Susan Graham teams up with Renee Fleming for a duo divas tour
Susan Graham has been featured on the cover of Opera News enough times, including the December issue, that she has lost count.
The frequency of her appearances centerstage in one of the field’s leading publications is just one measure of the stature of this 52-year-old mezzo, who has gained international renown for her elegant, insightful performances.
Lyric Opera of Chicago audiences have had no shortage of opportunities to savor Graham’s artistry, including a 2009-10 production of “The Damnation of Faust,” but Thursday they will get a chance to hear her in a different context.
She has teamed with another opera star, soprano Renee Fleming (who’s also Lyric Opera creative consultant), for a program of French art songs and arias the two are taking to six major venues across the country, including Carnegie Hall and Disney Concert Hall. It is the first duo-recital tour of her career.
“They’re rather uncommon,” Graham said of such two-person tours, “because we’re primarily solo artists when it comes to concerts, and for the stars to align in a way that both of us have the same time free and a project that we’re both wanting to be a part of at that same time is a rare occurrence.”
The mezzo-soprano can justifiably be called an operatic diva, but she has few if any of the negative qualities sometimes associated with that title. She grew up in Midland, Texas — not exactly a cultural hotbed — and still comes off as a kind of “aw, shucks” girl next door.
“I didn’t grow up knowing that these kind of careers existed,” she said with a little Texas twang still detectible, “because I didn’t come from an operatic family or an area geographically where I had a lot of exposure to that kind of thing. I became an opera singer, because it seemed impossible and I loved music.”
Aware of the many hurdles that have be overcome to achieve a viable operatic career, she decided as a budding singer she would do whatever took to make it happen. “I just count my lucky blessings everyday that it did,” Graham said, who got a huge boost in 1988 as a winner of the Metropolitan Opera National Council Auditions. “The luckiest people in the world are those who make a living doing what they love, and as I always tell young singers now, ‘You better love it!’
“It’s extremely rewarding but it is also extremely demanding. It requires sacrifice almost every day and even now. I’ve been doing this for 25 years, and it still requires sacrifice.”
As part of a series she curated this season at Carnegie Hall, Fleming asked Graham, a longtime friend and collaborator, if she would like to reprise a 2004 concert they did at the Kennedy Center with a few modifications.
“Then, of course,” Graham said, “the idea was: This is too great to just spend on one venue.
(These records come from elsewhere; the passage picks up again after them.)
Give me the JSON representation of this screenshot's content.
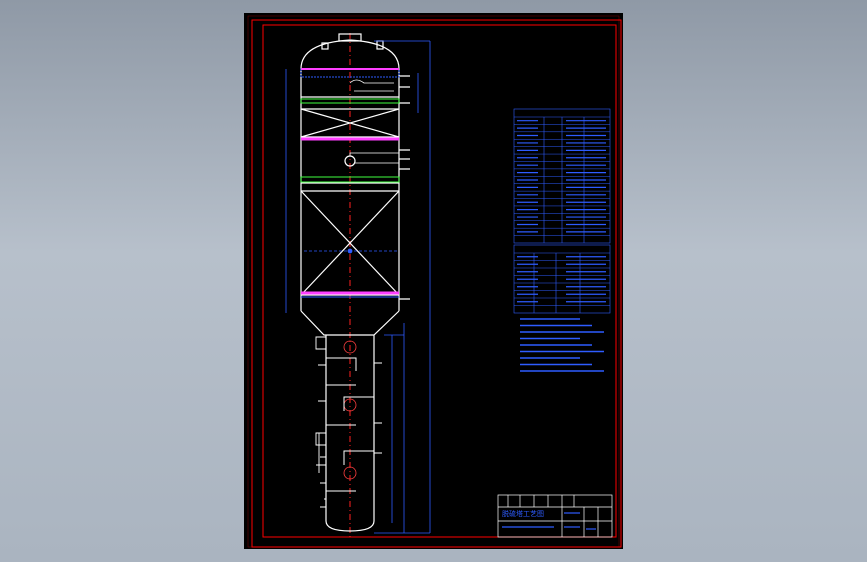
{
  "colors": {
    "background": "#a3adb9",
    "sheet": "#000000",
    "frame_border": "#ff0000",
    "vessel_outline": "#ffffff",
    "annotation": "#2e5cff",
    "centerline": "#ff2020",
    "packing_layer": "#ff40ff",
    "support_grid": "#40ff40",
    "title_block": "#ffffff"
  },
  "title_block": {
    "drawing_title": "脱硫塔工艺图"
  },
  "tables": {
    "design_data_rows": 17,
    "nozzle_table_rows": 8,
    "notes_lines": 9
  },
  "icons": [
    "vessel-icon",
    "manhole-icon",
    "nozzle-icon",
    "packing-bed-icon"
  ]
}
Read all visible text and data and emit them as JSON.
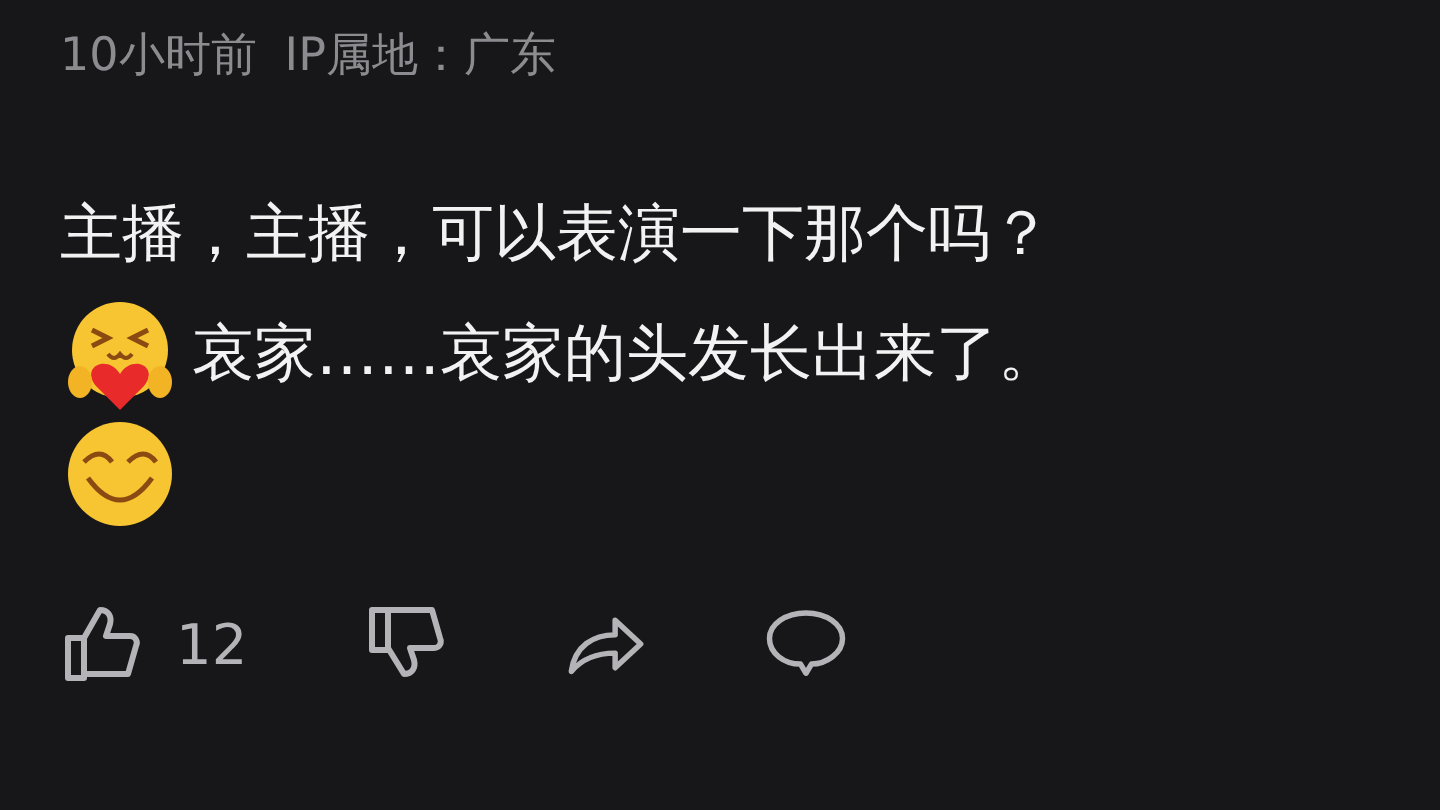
{
  "meta": {
    "time": "10小时前",
    "ip": "IP属地：广东"
  },
  "lines": [
    [
      {
        "kind": "text",
        "text": "主播，主播，可以表演一下那个吗？"
      }
    ],
    [
      {
        "kind": "hug"
      },
      {
        "kind": "text",
        "text": "哀家……哀家的头发长出来了。"
      }
    ],
    [
      {
        "kind": "grin"
      }
    ]
  ],
  "actions": {
    "like_count": "12"
  }
}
This is too fun, so let’s get more mileage out of this, so it turned into a tour.”
The all-French program, titled “Soiree Francaise,” focuses on the Belle Epoque (1871-1914), a period of economic prosperity and cultural flowering that saw the construction of the Eiffel Tower and rise of Claude Monet and the Impressionists.
Included will be art songs by Camille Saint-Saens, Gabriel Faure and Reynaldo Hahn as well as operatic excerpts, such as the Barcarolle from Jacques Offenbach’s “Les contes de Hoffmann.”
Graham has shown an uncommon affinity for French music and can frequently be heard in Gallic repertoire, including a starring role in the Metropolitan Opera’s massive, just-ended production of Hector Berlioz’s “Les Troyens.”
Her contributions to French culture were honored in 2011, when she was named a Chevalier de la Legion d’Honneur.
“For an American,” she said, “for a girl from Texas to get this award — it’s a huge honor and I cherish it.”
Kyle MacMillan is a locally based free-lance writer.